As part of Black History Month, the Toronto History Museums launched new online content for the Awakenings program, a series of art projects featuring musical and film discussions about the effects of racism on physical and mental health.
Awakenings was originally launched in December 2020 as a series of art projects by Black, Indigenous, and artists of color operating under the principles of anti-oppression, anti-racism, and anti-colonialism.
For Black History Month, explore new online content in the #Alarm Clocks program at the Toronto History Museums. Music, film, discussions on racism and physical and mental health and a new artist mentorship program. https://t.co/zFAGf7S7w2.#TellTheFullStory #Black History Month @KardinalO pic.twitter.com/xyJpBHZkP9
— Toronto History Museums (@TOHistory) February 4, 2021

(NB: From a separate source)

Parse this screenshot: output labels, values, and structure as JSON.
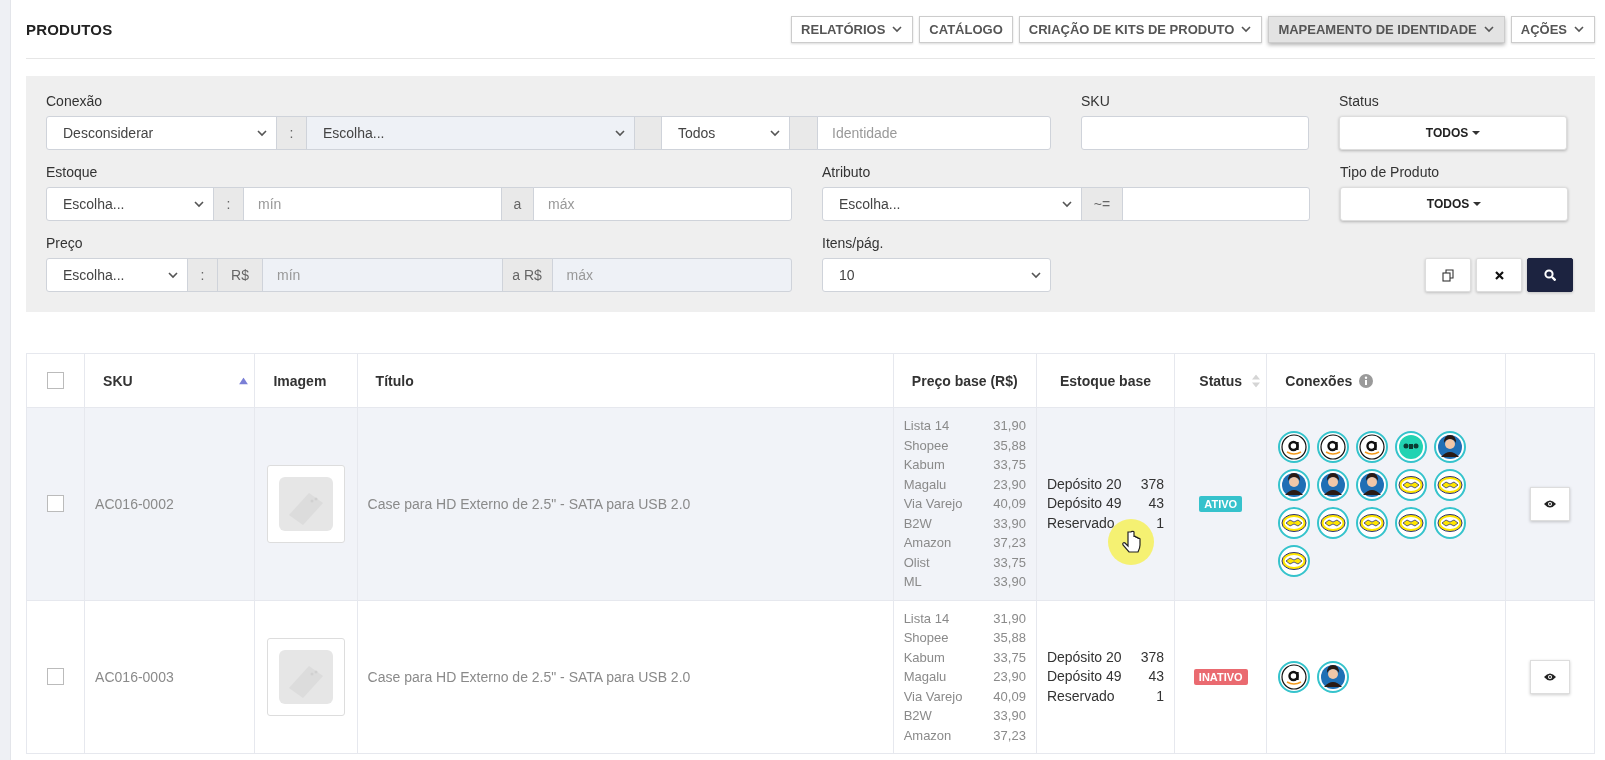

“Awakenings is our way of building a more inclusive and equitable arts and culture sector, while giving artists the opportunity to showcase their talent,” Toronto Mayor John Tory said in a statement. statement Thursday. “I encourage residents to participate in Awakenings to learn more and better understand the history of our country and the role Black Canadians have played in it and continue to play today.
New content from the Awakenings arts program includes a musical series titled Kitchen Concerts at the Inn that celebrates and honors the life of Joshua Glover, a freedom seeker who escaped US slavery.
The full program can be viewed online here.
“I was compelled to contribute to Awakenings because the rich history of important black Canadians has not been consumed by most people in our country,” said Kardinal Offishall, a rapper, record producer and executive at Canadian records. “From when I was studying ‘Cultures of the Oppressed’ at York University until now, helping to respect, understand and socialize our stories has been a passion of mine.”
According to the announcement, additional Awakenings programming will also be available throughout the year.